(App and web page records)
== == ==
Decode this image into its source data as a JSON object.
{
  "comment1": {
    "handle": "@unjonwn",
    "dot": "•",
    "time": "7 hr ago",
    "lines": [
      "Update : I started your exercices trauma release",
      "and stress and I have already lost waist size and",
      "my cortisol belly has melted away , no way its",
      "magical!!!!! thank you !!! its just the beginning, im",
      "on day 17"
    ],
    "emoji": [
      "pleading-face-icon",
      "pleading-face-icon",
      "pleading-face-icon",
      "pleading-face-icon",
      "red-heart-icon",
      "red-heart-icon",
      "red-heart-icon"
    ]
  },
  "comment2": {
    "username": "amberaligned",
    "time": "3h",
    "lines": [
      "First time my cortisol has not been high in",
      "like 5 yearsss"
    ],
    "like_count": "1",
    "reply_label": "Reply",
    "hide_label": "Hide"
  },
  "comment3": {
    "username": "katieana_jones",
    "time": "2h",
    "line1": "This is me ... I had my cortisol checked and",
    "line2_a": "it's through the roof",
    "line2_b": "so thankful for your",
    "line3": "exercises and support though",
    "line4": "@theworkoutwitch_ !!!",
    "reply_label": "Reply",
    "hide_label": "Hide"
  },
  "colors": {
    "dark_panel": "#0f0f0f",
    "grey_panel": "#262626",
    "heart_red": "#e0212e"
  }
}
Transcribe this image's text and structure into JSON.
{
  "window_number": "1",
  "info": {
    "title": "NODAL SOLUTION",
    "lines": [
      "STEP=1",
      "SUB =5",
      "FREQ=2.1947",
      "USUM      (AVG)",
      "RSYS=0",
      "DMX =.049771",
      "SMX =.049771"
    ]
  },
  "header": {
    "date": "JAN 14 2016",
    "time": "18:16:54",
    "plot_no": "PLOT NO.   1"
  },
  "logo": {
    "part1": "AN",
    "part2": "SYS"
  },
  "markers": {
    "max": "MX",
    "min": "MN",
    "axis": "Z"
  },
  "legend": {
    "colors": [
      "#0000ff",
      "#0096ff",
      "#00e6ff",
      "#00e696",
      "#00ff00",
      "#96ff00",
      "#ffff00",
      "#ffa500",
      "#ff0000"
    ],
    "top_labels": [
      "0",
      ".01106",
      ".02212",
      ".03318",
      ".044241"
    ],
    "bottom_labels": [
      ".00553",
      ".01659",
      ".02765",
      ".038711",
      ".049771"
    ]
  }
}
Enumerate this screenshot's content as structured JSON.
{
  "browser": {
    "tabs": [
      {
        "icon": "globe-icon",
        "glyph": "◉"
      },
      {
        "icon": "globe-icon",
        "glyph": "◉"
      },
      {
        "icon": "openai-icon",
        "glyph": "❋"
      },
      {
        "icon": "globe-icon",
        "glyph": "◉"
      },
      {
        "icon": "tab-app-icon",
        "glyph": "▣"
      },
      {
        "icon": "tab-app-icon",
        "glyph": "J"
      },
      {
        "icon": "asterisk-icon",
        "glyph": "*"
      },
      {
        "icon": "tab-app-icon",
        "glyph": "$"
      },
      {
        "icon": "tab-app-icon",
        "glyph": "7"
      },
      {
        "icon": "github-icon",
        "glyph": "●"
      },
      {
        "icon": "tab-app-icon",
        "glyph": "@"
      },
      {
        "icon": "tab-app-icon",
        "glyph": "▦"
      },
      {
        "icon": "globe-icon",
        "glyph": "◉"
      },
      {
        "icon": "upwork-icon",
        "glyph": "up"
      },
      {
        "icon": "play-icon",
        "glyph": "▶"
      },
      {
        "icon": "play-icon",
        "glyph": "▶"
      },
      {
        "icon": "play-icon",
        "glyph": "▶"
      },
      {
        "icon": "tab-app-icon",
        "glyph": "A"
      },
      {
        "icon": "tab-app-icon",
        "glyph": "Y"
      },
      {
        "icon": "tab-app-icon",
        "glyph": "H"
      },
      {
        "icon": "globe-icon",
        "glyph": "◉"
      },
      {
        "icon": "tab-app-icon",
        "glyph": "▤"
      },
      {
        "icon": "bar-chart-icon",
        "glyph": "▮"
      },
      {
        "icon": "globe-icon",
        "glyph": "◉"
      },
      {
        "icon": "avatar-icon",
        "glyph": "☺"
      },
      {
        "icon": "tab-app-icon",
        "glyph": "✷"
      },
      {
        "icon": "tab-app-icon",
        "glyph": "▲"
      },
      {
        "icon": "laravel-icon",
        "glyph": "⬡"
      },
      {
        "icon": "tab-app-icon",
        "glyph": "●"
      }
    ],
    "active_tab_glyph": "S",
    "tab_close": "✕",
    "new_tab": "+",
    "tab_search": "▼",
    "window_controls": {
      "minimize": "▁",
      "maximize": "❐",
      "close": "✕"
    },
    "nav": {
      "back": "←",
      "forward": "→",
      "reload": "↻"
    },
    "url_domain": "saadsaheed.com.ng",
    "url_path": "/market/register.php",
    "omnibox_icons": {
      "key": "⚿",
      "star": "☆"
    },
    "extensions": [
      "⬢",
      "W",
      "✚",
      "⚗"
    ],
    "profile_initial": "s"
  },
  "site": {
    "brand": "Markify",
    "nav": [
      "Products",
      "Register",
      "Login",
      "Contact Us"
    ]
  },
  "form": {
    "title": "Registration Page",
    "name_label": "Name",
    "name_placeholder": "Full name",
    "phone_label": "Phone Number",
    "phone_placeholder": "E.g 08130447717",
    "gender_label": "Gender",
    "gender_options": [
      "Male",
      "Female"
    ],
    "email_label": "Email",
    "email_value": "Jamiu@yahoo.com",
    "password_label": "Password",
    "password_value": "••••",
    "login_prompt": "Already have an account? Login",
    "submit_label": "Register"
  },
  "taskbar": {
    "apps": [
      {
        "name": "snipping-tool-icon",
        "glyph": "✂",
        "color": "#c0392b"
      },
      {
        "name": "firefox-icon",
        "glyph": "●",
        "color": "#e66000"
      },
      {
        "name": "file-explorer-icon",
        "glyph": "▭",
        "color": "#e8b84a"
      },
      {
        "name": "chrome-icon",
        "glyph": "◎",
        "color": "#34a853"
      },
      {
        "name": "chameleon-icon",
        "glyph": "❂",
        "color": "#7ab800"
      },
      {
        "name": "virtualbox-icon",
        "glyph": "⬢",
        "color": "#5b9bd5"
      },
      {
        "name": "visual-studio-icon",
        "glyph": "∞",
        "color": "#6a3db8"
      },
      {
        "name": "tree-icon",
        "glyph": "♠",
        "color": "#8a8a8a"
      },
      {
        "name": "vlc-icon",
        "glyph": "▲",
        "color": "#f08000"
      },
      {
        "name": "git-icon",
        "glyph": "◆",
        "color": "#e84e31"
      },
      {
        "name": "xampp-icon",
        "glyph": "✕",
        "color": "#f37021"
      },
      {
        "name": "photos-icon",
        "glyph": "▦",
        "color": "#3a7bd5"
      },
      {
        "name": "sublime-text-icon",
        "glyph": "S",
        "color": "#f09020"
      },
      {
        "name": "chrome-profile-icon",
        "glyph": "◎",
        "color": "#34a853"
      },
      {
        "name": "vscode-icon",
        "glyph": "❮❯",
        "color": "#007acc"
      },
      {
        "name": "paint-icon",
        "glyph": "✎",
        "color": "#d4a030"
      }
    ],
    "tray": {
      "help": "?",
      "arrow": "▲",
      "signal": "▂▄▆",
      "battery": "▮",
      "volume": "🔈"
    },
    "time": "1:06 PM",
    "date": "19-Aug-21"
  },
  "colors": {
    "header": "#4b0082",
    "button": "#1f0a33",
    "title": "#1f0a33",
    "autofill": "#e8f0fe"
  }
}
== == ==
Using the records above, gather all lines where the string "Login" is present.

      "Login",
    "login_prompt": "Already have an account? Login",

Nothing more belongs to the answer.